Exercise requirements -
Your answer must be an exact copy of the records, minus any pictures.

Records contained in a dataset -

———

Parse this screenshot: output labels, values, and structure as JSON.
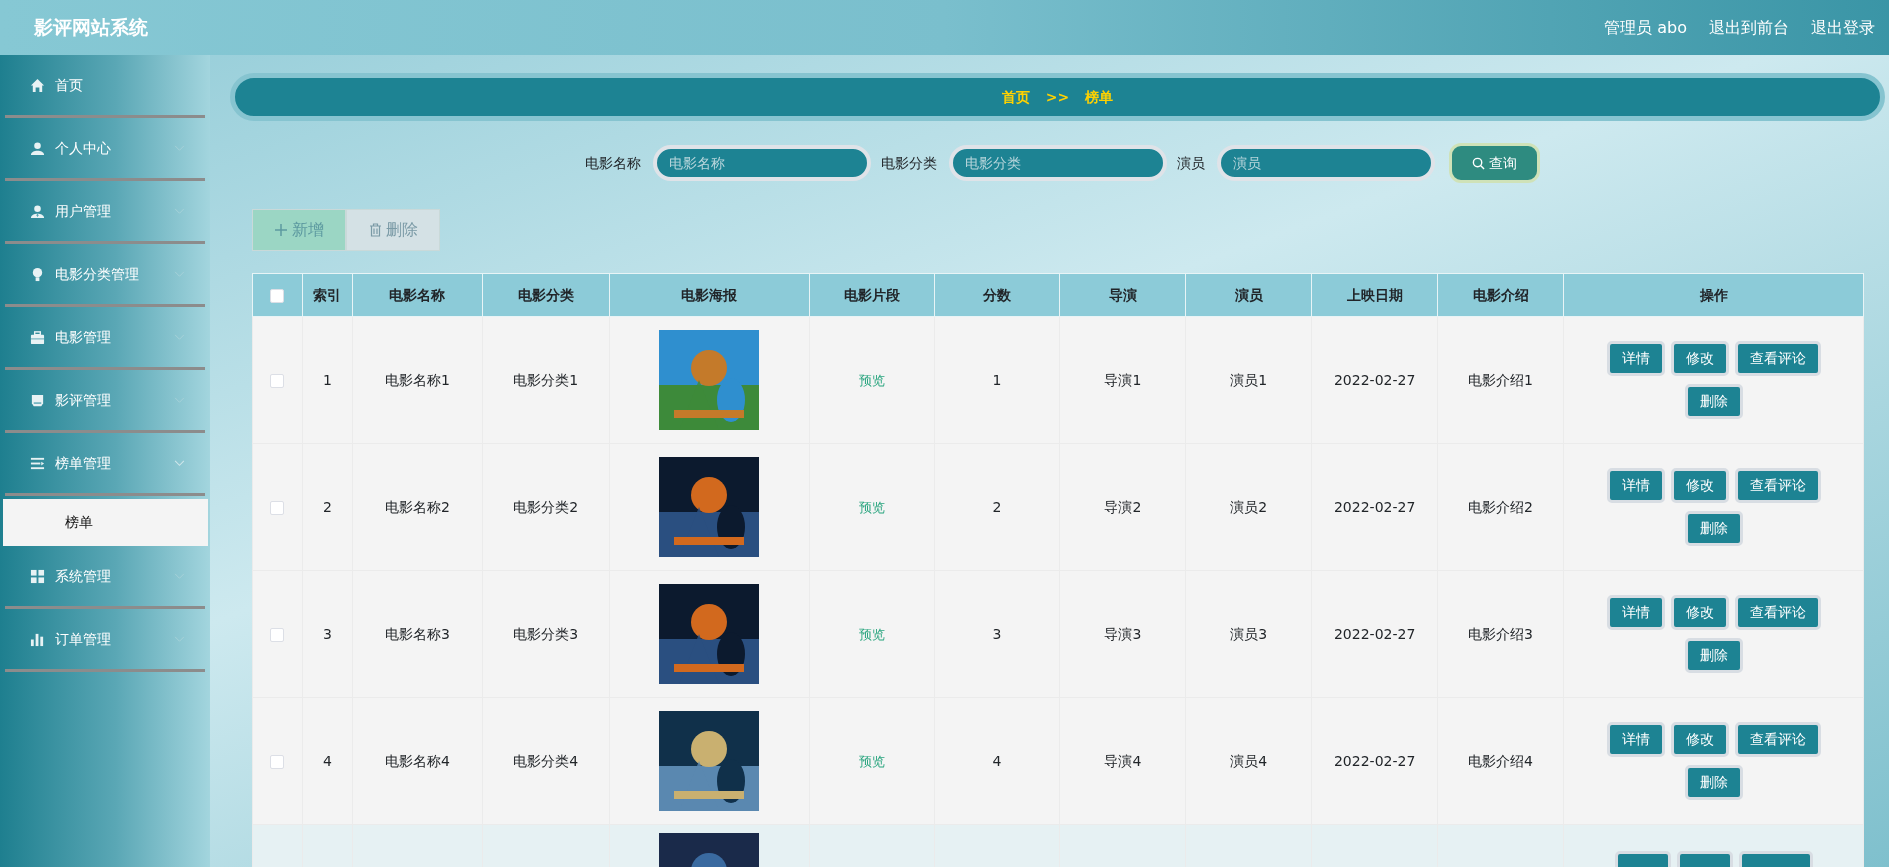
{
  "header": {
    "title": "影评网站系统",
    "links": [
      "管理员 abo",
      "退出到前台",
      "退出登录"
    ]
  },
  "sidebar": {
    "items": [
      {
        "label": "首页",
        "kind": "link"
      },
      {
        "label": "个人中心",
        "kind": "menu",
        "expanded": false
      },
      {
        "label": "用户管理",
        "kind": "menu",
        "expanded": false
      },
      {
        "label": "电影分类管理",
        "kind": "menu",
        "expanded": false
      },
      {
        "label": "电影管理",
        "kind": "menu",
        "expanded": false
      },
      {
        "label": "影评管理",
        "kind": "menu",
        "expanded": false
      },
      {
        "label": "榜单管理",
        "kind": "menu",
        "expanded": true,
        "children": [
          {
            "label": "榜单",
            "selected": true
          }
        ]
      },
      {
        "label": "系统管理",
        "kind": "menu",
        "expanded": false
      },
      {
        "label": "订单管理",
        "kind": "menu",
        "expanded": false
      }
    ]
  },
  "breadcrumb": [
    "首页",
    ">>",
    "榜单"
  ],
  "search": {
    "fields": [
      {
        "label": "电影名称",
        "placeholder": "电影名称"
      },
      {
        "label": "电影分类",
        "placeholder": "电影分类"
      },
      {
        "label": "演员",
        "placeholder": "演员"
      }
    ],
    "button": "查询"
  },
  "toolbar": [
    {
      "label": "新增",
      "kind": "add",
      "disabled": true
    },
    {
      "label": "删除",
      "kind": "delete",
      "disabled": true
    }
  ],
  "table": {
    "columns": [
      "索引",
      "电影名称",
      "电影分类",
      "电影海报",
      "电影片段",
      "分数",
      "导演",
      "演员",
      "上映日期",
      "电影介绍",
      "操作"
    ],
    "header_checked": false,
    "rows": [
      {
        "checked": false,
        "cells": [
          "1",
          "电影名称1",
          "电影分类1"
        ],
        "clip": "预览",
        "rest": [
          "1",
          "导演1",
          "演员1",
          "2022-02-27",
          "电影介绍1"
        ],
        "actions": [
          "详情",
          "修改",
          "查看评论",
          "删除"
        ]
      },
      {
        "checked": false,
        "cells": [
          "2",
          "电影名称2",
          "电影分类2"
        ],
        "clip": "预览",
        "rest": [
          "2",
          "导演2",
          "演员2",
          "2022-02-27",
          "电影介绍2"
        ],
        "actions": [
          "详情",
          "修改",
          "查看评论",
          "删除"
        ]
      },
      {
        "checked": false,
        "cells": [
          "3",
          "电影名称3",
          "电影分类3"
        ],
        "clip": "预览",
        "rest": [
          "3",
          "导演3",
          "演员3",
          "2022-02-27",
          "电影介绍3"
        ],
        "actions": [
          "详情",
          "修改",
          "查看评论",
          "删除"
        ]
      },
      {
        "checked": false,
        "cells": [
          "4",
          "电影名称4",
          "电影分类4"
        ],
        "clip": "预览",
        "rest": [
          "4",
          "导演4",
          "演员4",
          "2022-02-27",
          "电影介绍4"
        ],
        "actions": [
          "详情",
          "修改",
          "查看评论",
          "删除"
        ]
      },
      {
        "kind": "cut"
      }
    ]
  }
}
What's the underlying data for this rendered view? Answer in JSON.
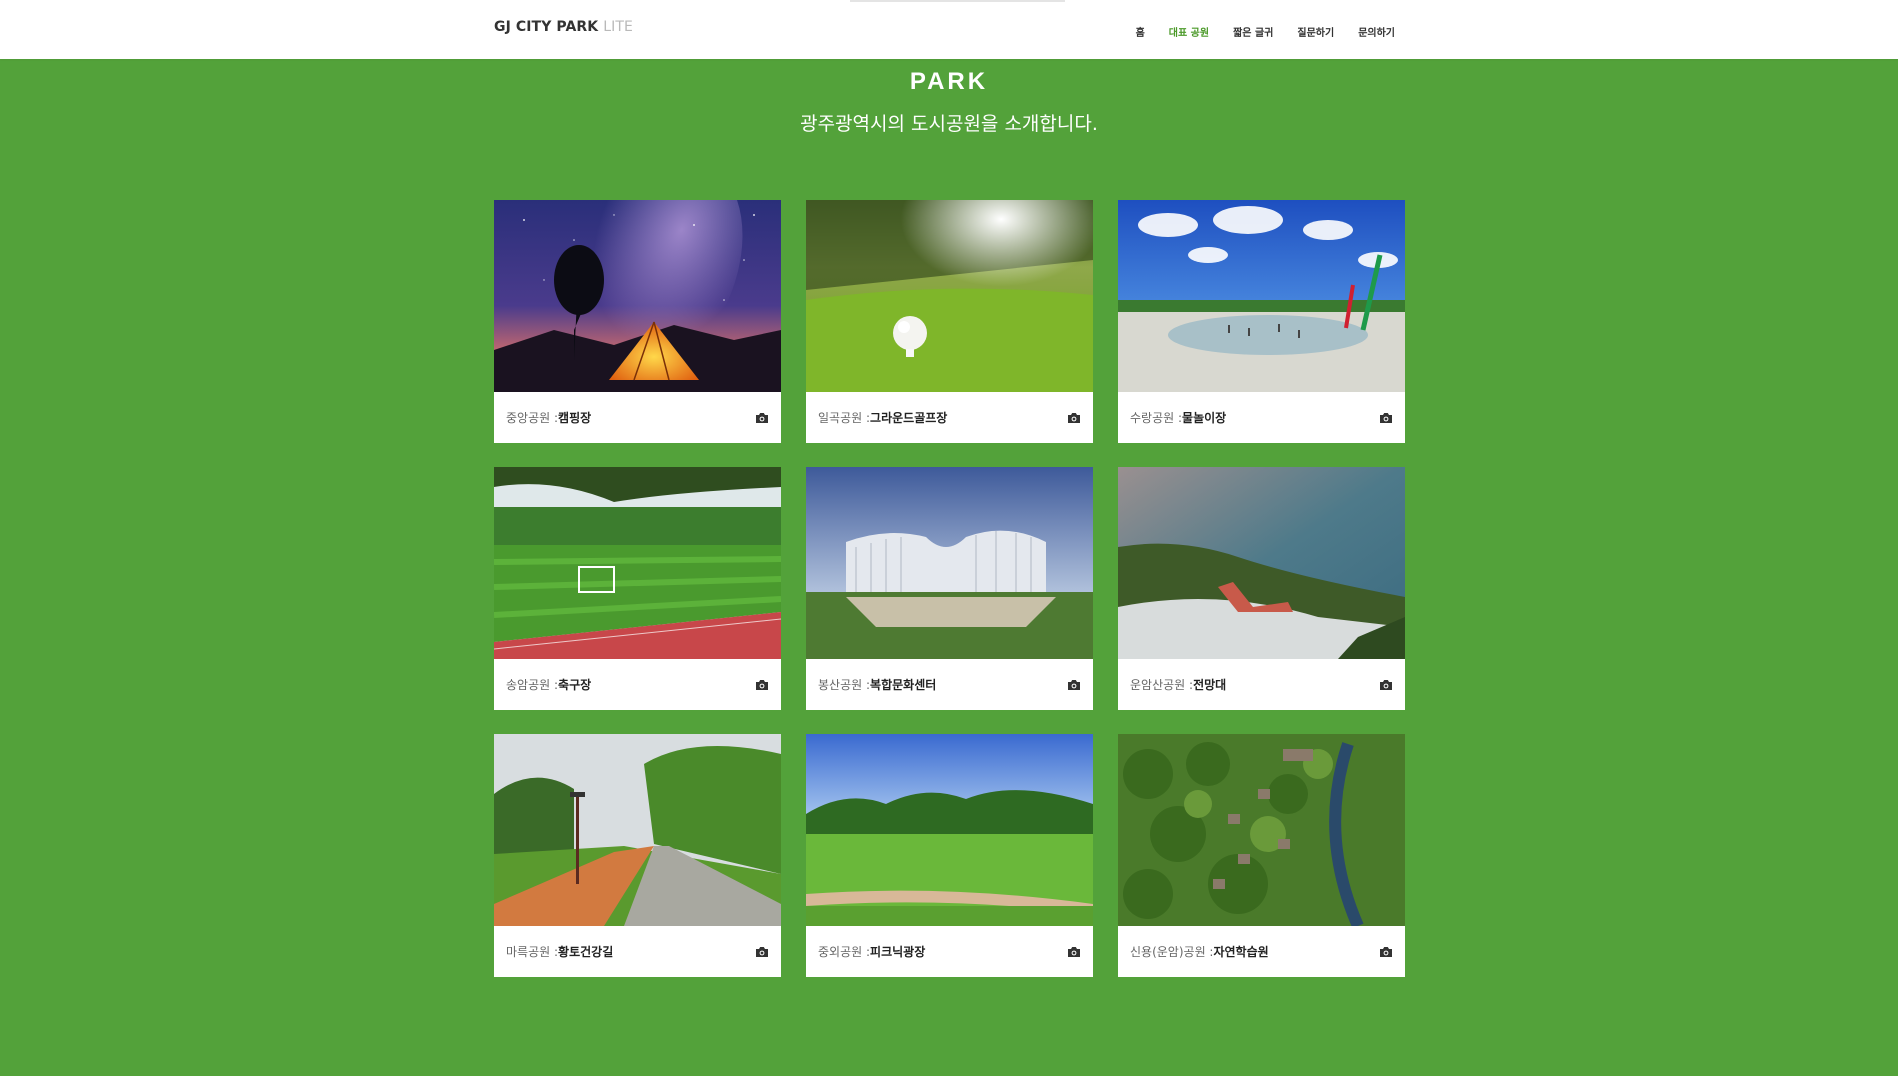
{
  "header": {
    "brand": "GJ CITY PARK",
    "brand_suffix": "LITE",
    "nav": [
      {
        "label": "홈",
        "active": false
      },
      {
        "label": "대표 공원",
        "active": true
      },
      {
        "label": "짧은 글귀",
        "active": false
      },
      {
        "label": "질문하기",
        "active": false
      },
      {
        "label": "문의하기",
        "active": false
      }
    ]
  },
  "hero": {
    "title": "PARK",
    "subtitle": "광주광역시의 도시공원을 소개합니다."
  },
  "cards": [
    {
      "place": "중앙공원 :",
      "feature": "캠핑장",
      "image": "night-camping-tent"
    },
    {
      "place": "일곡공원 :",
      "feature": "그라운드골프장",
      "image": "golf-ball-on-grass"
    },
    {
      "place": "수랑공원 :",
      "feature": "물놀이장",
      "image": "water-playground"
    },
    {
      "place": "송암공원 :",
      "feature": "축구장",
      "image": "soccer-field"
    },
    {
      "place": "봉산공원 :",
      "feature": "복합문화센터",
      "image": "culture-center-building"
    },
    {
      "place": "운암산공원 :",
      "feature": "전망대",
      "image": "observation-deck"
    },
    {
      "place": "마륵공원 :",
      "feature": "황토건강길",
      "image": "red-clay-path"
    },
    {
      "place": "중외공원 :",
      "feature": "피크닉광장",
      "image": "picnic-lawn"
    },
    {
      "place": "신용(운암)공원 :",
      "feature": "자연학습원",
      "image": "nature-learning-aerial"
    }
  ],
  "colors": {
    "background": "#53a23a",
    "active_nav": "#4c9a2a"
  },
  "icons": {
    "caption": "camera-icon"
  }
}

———

Answer to the exercise -
Parse this screenshot: output labels, values, and structure as JSON.
{
  "header": {
    "title": "影评网站系统",
    "links": [
      "管理员 abo",
      "退出到前台",
      "退出登录"
    ]
  },
  "sidebar": {
    "items": [
      {
        "label": "首页",
        "kind": "link"
      },
      {
        "label": "个人中心",
        "kind": "menu",
        "expanded": false
      },
      {
        "label": "用户管理",
        "kind": "menu",
        "expanded": false
      },
      {
        "label": "电影分类管理",
        "kind": "menu",
        "expanded": false
      },
      {
        "label": "电影管理",
        "kind": "menu",
        "expanded": false
      },
      {
        "label": "影评管理",
        "kind": "menu",
        "expanded": false
      },
      {
        "label": "榜单管理",
        "kind": "menu",
        "expanded": true,
        "children": [
          {
            "label": "榜单",
            "selected": true
          }
        ]
      },
      {
        "label": "系统管理",
        "kind": "menu",
        "expanded": false
      },
      {
        "label": "订单管理",
        "kind": "menu",
        "expanded": false
      }
    ]
  },
  "breadcrumb": [
    "首页",
    ">>",
    "榜单"
  ],
  "search": {
    "fields": [
      {
        "label": "电影名称",
        "placeholder": "电影名称"
      },
      {
        "label": "电影分类",
        "placeholder": "电影分类"
      },
      {
        "label": "演员",
        "placeholder": "演员"
      }
    ],
    "button": "查询"
  },
  "toolbar": [
    {
      "label": "新增",
      "kind": "add",
      "disabled": true
    },
    {
      "label": "删除",
      "kind": "delete",
      "disabled": true
    }
  ],
  "table": {
    "columns": [
      "索引",
      "电影名称",
      "电影分类",
      "电影海报",
      "电影片段",
      "分数",
      "导演",
      "演员",
      "上映日期",
      "电影介绍",
      "操作"
    ],
    "header_checked": false,
    "rows": [
      {
        "checked": false,
        "cells": [
          "1",
          "电影名称1",
          "电影分类1"
        ],
        "clip": "预览",
        "rest": [
          "1",
          "导演1",
          "演员1",
          "2022-02-27",
          "电影介绍1"
        ],
        "actions": [
          "详情",
          "修改",
          "查看评论",
          "删除"
        ]
      },
      {
        "checked": false,
        "cells": [
          "2",
          "电影名称2",
          "电影分类2"
        ],
        "clip": "预览",
        "rest": [
          "2",
          "导演2",
          "演员2",
          "2022-02-27",
          "电影介绍2"
        ],
        "actions": [
          "详情",
          "修改",
          "查看评论",
          "删除"
        ]
      },
      {
        "checked": false,
        "cells": [
          "3",
          "电影名称3",
          "电影分类3"
        ],
        "clip": "预览",
        "rest": [
          "3",
          "导演3",
          "演员3",
          "2022-02-27",
          "电影介绍3"
        ],
        "actions": [
          "详情",
          "修改",
          "查看评论",
          "删除"
        ]
      },
      {
        "checked": false,
        "cells": [
          "4",
          "电影名称4",
          "电影分类4"
        ],
        "clip": "预览",
        "rest": [
          "4",
          "导演4",
          "演员4",
          "2022-02-27",
          "电影介绍4"
        ],
        "actions": [
          "详情",
          "修改",
          "查看评论",
          "删除"
        ]
      },
      {
        "kind": "cut"
      }
    ]
  }
}
What's the underlying data for this rendered view? Answer in JSON.
{
  "header": {
    "brand": "GJ CITY PARK",
    "brand_suffix": "LITE",
    "nav": [
      {
        "label": "홈",
        "active": false
      },
      {
        "label": "대표 공원",
        "active": true
      },
      {
        "label": "짧은 글귀",
        "active": false
      },
      {
        "label": "질문하기",
        "active": false
      },
      {
        "label": "문의하기",
        "active": false
      }
    ]
  },
  "hero": {
    "title": "PARK",
    "subtitle": "광주광역시의 도시공원을 소개합니다."
  },
  "cards": [
    {
      "place": "중앙공원 :",
      "feature": "캠핑장",
      "image": "night-camping-tent"
    },
    {
      "place": "일곡공원 :",
      "feature": "그라운드골프장",
      "image": "golf-ball-on-grass"
    },
    {
      "place": "수랑공원 :",
      "feature": "물놀이장",
      "image": "water-playground"
    },
    {
      "place": "송암공원 :",
      "feature": "축구장",
      "image": "soccer-field"
    },
    {
      "place": "봉산공원 :",
      "feature": "복합문화센터",
      "image": "culture-center-building"
    },
    {
      "place": "운암산공원 :",
      "feature": "전망대",
      "image": "observation-deck"
    },
    {
      "place": "마륵공원 :",
      "feature": "황토건강길",
      "image": "red-clay-path"
    },
    {
      "place": "중외공원 :",
      "feature": "피크닉광장",
      "image": "picnic-lawn"
    },
    {
      "place": "신용(운암)공원 :",
      "feature": "자연학습원",
      "image": "nature-learning-aerial"
    }
  ],
  "colors": {
    "background": "#53a23a",
    "active_nav": "#4c9a2a"
  },
  "icons": {
    "caption": "camera-icon"
  }
}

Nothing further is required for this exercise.